U.S. Central Command spokesman Navy Ensign David Luckett confirmed Friday morning that a Marine had been killed in combat. Other details were not immediately available.

"All of us involved here in Washington are extremely proud of the young Americans who are willing to sacrifice for something greater than themselves," President Bush said Friday. "We will stay on task until we've achieved our objective, which is to rid Iraq of weapons of mass destruction and free the Iraqi people."

The combat casualty followed a helicopter crash that killed four American and eight British troops.

The U.S. Marine Corps CH-46E Sea Knight helicopter, assigned to the 1st Marine Expeditionary Force, crashed about 7:40 p.m. EST (3:40 a.m. Friday in Kuwait) south of Umm Qasr in an area where there were no reports of hostile fire, according to U.S. Central Command.

There were no survivors. The names and units of the casualties were being withheld pending next of kin notification.

In the friendly fire incident, which occurred sometime during the night late Thursday or early Friday, a Marine Cobra attack helicopter fired a Hellfire anti-tank missile into a U.S. Marine M-1 Abrams tank. All four tank crewmembers survived, but one was injured. Details on the incident were unavailable.

War planners were holding back on a much larger air and ground assault in the hope that the Iraqi leadership will crumble before they start.
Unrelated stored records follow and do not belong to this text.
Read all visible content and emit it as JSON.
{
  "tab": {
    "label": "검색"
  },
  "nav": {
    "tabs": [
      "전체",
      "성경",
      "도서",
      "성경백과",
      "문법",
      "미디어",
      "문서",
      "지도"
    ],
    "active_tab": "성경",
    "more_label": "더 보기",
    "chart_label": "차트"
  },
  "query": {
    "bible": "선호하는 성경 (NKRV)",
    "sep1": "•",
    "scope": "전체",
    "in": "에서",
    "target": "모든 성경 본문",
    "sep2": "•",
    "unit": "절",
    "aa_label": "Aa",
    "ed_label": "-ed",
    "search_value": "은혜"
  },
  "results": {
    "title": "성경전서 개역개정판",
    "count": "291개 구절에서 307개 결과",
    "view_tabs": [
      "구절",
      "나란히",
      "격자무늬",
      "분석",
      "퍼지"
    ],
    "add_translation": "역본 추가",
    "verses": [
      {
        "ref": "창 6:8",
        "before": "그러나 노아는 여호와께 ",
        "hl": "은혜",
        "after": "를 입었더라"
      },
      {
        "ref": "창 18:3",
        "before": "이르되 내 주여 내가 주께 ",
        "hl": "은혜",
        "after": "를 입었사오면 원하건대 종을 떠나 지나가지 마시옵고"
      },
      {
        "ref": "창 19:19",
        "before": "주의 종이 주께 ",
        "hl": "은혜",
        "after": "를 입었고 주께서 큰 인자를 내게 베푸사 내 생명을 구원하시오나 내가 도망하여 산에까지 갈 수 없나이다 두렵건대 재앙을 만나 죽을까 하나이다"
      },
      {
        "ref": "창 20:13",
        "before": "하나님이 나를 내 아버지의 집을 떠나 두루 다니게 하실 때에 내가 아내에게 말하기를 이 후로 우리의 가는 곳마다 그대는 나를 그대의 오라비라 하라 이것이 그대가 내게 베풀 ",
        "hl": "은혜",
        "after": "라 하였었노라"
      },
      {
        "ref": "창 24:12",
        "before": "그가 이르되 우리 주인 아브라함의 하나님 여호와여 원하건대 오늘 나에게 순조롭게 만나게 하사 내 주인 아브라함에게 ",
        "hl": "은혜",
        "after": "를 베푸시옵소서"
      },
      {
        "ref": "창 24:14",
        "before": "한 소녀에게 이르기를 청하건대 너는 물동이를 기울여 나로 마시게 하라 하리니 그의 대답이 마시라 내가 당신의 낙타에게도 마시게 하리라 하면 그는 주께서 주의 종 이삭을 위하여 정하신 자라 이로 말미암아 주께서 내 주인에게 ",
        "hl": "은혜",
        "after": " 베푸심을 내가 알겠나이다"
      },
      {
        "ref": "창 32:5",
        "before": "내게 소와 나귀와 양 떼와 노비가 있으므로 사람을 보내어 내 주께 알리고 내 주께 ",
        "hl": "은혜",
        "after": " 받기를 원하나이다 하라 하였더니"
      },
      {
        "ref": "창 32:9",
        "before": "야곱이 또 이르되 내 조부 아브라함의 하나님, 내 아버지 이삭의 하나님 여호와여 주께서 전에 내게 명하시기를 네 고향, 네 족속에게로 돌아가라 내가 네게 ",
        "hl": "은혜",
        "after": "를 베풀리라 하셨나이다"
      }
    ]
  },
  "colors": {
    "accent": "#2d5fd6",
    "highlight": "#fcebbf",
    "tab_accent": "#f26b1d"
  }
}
Naval units sought to soften resistance and minimize casualties in Baghdad - where ground forces could face tough urban combat - by giving civilians and soldiers there plenty to think about with a second day of nerve-rattling nighttime missile strikes.

"We have broad and deep evidence that suggests that there are people going through a very serious decision-making process throughout that country today, and that is a good thing," Defense Secretary Donald Rumsfeld said Thursday. "The Iraqi soldiers and officers must ask themselves whether they want to die fighting for a doomed regime or do they want to survive."

Earlier Thursday, Marine and Army units based in Kuwait crossed into southern Iraq where they encountered some light resistance. The 1st Marine Expeditionary Force, the Army's 101st Airborne Division and its 7th Cavalry all advanced into Iraq.

Also Thursday:

- Iraqi forces apparently lit several oil wells ablaze near the southern city of Basra, suggesting that they might be prepared to destroy their oil fields as part of a scorched earth campaign.

- Congress passed a resolution commending Bush and the armed forces. The resolution said Congress and the public "have the greatest pride in the men and women of the United States armed forces and the civilian personnel supporting them and strongly support them in their efforts."

It passed the Senate 99-0, and the House 392-11.

- Rep. Steve Buyer, R-Ind., a lieutenant colonel in the Army Reserves, was called to active duty.

(Contributing: Jon Frandsen and Derrick DePledge, GNS; Sean D. Naylor and C. Mark Brinkley, Military Times)